One of the houses, Mavis Bank, had an inordinate array of old household appliances and I chuckled at the washing machine, having just advertised my own 3mth old machine on eBay to sell. Never again will I complain about having to push a few buttons to do a load of laundry.
It, and some of the other houses however featured a lot of the traditional furnishings which offered some much-needed inspiration.
I’ve been mulling for a little while about a softer look for my bedroom. I’d already added some pink to my browns, but have been eyeing off pastels and patchwork. I’m envisaging clean white crisp sheets and with an splash of pale colours in the form of a quilt. Not a doona. Naturally I don’t want to get too carried away as I’m not too much of a girly girl. (Actually I’m not a girly girl at all – I really only wear black unless I’m in workout gear! But I’m trying to change that!)
Florals, rich embroidered materials and pastel tones featured strongly in the houses we visited, making me more certain that this is a direction I’m keen to follow.

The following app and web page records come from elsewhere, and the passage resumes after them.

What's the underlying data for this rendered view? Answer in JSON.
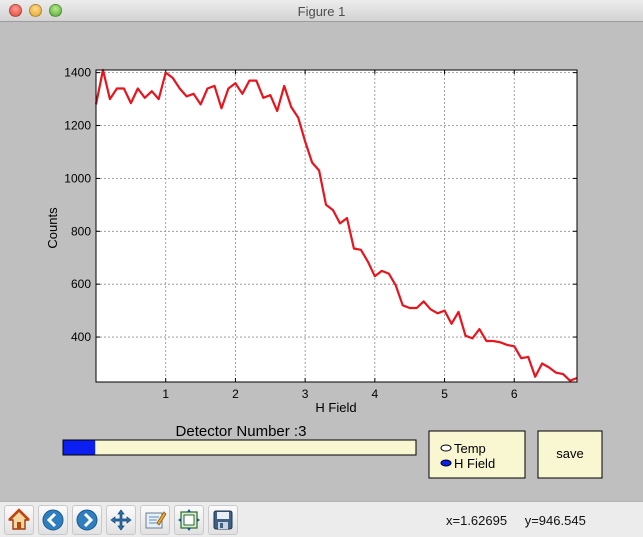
{
  "window": {
    "title": "Figure 1"
  },
  "chart_data": {
    "type": "line",
    "xlabel": "H Field",
    "ylabel": "Counts",
    "xlim": [
      0,
      6.9
    ],
    "ylim": [
      230,
      1410
    ],
    "xticks": [
      1,
      2,
      3,
      4,
      5,
      6
    ],
    "yticks": [
      400,
      600,
      800,
      1000,
      1200,
      1400
    ],
    "grid": true,
    "line_color": "#e8141e",
    "series": [
      {
        "x": [
          0.0,
          0.1,
          0.2,
          0.3,
          0.4,
          0.5,
          0.6,
          0.7,
          0.8,
          0.9,
          1.0,
          1.1,
          1.2,
          1.3,
          1.4,
          1.5,
          1.6,
          1.7,
          1.8,
          1.9,
          2.0,
          2.1,
          2.2,
          2.3,
          2.4,
          2.5,
          2.6,
          2.7,
          2.8,
          2.9,
          3.0,
          3.1,
          3.2,
          3.3,
          3.4,
          3.5,
          3.6,
          3.7,
          3.8,
          3.9,
          4.0,
          4.1,
          4.2,
          4.3,
          4.4,
          4.5,
          4.6,
          4.7,
          4.8,
          4.9,
          5.0,
          5.1,
          5.2,
          5.3,
          5.4,
          5.5,
          5.6,
          5.7,
          5.8,
          5.9,
          6.0,
          6.1,
          6.2,
          6.3,
          6.4,
          6.5,
          6.6,
          6.7,
          6.8,
          6.9
        ],
        "y": [
          1280,
          1410,
          1300,
          1340,
          1340,
          1285,
          1340,
          1305,
          1330,
          1300,
          1400,
          1380,
          1340,
          1310,
          1320,
          1280,
          1340,
          1350,
          1265,
          1340,
          1360,
          1320,
          1370,
          1370,
          1305,
          1315,
          1255,
          1350,
          1270,
          1230,
          1140,
          1060,
          1030,
          900,
          880,
          830,
          850,
          735,
          730,
          685,
          630,
          650,
          640,
          595,
          520,
          510,
          510,
          535,
          505,
          490,
          500,
          450,
          495,
          405,
          395,
          430,
          385,
          385,
          380,
          370,
          365,
          320,
          325,
          250,
          300,
          285,
          265,
          260,
          235,
          245
        ]
      }
    ]
  },
  "detector": {
    "label": "Detector Number :3",
    "progress": 0.09
  },
  "radio": {
    "options": [
      "Temp",
      "H Field"
    ],
    "selected": 1
  },
  "save_label": "save",
  "colors": {
    "progress_fill": "#0a1ff0",
    "widget_bg": "#f9f6d2"
  },
  "toolbar": {
    "icons": [
      "home-icon",
      "back-arrow-icon",
      "forward-arrow-icon",
      "pan-icon",
      "zoom-icon",
      "subplots-icon",
      "save-icon"
    ]
  },
  "status": {
    "x": "x=1.62695",
    "y": "y=946.545"
  }
}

I’ve never been much of a ‘joiner’. Even now my mother has asked if I’ll attend local meetings of various groups and I cringe at the idea. However… now that I’m a smaller (and new) locale, I know that I do need to make an effort to become part of a community.
The Open House Event killed several birds for me: it got me out and about in the community; gave me more of an appreciation for my own heritage; and offered some perfectly-timed inspiration for my new apartment. Surprising really and most certainly worth the effort!
Have you found interior design or decorating inspiration in unusual places?